Page 378

in hailing the entrance of government upon a new field full of great possibilities, said editorially, “In the most quiet and unobtrusive manner, President Roosevelt has done a very big thing, and an entirely new thing.”
  He alone knew at what cost. Invalid, undergoing daily agony as the doctors scraped the bone of his injured leg, he wrote to the Governor of Massachusetts, who sent him “the thanks of every man, woman, and child in the country”:
  “Yes, we have put it through. But, heavens and earth! it has been a struggle.”
  It was the nearest I ever knew him to come to showing the strain he had been under.
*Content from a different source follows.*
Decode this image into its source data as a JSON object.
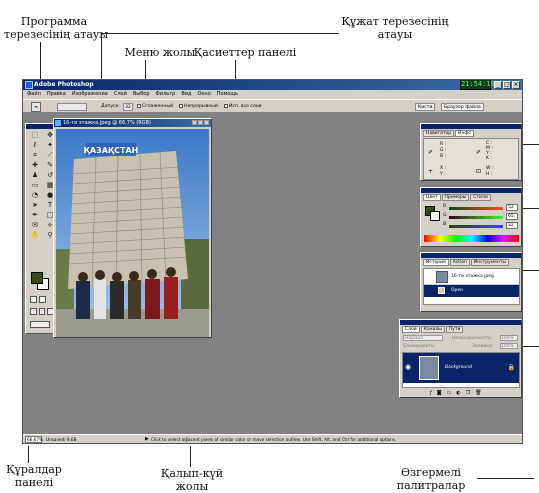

  The story of the strike, and of how it was settled by the President’s commission, none of us has forgotten. That commission did not make permanent peace between capital and labor, but it took a longer stride toward making a lasting basis for such a peace than we had taken yet; and I can easily understand the President’s statement to me that, if there were nothing else to his credit, he would be content to go out of office upon that record alone. For it was truly a service to render. I had supposed